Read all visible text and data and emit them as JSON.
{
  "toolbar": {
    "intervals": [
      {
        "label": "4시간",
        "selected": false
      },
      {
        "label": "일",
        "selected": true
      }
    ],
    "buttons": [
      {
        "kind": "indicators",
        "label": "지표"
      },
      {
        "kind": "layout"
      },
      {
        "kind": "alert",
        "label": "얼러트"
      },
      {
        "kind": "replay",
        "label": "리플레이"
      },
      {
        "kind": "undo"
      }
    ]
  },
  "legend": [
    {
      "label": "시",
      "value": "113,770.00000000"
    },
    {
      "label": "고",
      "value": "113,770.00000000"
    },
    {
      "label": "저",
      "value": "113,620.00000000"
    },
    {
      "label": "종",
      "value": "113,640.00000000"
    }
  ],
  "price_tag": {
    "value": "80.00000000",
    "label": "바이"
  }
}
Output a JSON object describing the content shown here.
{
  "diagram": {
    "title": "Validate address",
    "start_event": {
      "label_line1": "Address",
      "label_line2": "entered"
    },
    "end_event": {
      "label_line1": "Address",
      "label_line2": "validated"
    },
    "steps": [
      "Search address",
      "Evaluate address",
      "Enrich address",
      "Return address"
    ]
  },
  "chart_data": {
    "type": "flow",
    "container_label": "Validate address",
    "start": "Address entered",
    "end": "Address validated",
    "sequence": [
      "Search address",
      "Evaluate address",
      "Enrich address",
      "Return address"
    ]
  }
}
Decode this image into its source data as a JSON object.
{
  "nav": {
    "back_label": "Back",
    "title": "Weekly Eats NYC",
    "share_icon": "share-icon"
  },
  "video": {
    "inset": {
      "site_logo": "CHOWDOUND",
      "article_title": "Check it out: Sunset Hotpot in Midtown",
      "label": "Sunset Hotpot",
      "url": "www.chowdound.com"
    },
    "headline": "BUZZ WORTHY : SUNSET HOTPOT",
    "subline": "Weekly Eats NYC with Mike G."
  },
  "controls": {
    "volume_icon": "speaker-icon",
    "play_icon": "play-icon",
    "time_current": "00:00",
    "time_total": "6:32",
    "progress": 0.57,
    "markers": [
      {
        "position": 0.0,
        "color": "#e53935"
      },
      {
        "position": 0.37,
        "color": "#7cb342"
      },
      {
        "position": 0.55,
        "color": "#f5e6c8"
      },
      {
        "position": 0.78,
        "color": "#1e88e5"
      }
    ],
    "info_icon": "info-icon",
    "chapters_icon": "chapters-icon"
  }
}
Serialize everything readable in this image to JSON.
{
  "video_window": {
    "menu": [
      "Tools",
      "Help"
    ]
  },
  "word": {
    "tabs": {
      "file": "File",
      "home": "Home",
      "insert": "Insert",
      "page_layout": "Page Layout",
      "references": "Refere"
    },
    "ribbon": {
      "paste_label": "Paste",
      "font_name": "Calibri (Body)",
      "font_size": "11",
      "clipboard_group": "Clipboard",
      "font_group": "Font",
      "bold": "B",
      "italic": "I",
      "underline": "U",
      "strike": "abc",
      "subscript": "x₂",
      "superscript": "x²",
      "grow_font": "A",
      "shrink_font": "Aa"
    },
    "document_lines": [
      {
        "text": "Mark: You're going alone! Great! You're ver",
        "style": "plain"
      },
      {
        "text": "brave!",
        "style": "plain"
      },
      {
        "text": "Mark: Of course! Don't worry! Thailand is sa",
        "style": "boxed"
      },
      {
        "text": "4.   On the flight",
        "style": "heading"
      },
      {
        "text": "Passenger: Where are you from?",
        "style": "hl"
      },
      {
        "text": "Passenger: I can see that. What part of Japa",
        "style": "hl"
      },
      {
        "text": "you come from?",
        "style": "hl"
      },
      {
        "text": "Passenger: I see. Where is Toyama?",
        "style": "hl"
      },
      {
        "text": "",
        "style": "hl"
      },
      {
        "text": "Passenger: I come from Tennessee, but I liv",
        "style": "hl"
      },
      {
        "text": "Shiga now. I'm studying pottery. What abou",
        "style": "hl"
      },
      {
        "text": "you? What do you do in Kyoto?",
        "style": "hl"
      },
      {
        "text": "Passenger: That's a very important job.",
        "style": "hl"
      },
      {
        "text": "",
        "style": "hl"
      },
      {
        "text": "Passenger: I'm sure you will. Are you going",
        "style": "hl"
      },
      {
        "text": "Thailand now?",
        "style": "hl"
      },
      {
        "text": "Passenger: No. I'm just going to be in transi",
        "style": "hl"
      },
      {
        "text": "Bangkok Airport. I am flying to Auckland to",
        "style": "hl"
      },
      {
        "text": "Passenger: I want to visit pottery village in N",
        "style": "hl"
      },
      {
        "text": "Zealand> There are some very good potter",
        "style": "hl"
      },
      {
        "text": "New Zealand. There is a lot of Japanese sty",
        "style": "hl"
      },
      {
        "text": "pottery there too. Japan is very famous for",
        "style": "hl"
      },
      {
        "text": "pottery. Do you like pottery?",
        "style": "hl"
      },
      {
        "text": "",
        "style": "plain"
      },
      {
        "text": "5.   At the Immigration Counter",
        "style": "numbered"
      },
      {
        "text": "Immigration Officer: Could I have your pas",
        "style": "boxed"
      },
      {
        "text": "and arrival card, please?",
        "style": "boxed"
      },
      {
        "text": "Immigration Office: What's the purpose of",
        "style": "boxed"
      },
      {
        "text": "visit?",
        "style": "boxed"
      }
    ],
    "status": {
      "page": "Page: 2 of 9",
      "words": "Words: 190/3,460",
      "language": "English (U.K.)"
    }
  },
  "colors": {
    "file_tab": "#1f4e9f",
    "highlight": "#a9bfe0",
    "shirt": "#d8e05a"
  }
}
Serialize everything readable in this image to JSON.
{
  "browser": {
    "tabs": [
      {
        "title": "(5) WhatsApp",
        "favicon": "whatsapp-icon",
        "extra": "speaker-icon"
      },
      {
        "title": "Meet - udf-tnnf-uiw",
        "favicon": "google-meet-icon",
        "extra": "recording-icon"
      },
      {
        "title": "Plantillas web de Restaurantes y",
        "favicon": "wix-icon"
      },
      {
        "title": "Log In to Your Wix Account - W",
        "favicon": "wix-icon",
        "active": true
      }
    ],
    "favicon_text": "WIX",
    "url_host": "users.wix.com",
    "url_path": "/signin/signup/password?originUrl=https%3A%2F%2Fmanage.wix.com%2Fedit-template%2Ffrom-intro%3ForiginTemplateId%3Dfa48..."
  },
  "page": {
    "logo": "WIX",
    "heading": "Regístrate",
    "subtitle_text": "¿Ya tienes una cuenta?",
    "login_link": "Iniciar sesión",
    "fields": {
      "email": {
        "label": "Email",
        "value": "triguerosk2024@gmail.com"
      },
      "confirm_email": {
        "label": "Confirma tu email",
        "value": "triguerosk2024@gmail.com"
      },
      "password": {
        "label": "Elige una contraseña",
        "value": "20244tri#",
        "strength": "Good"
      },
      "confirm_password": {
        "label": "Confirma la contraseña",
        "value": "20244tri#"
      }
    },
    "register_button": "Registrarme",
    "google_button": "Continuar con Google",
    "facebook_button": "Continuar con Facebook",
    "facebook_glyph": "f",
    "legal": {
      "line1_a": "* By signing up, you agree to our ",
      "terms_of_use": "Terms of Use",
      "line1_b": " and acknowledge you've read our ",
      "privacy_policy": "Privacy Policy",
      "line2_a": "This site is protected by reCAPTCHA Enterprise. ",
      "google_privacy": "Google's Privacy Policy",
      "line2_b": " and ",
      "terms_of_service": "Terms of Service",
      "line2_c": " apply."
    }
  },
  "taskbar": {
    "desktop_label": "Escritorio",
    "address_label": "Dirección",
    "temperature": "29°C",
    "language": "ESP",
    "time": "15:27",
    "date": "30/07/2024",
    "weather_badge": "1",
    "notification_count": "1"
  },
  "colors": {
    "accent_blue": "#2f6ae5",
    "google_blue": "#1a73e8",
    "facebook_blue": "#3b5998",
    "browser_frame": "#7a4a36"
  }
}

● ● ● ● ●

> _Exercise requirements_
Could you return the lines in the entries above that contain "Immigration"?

> _The answer_
        "text": "5.   At the Immigration Counter",
        "text": "Immigration Officer: Could I have your pas",
        "text": "Immigration Office: What's the purpose of",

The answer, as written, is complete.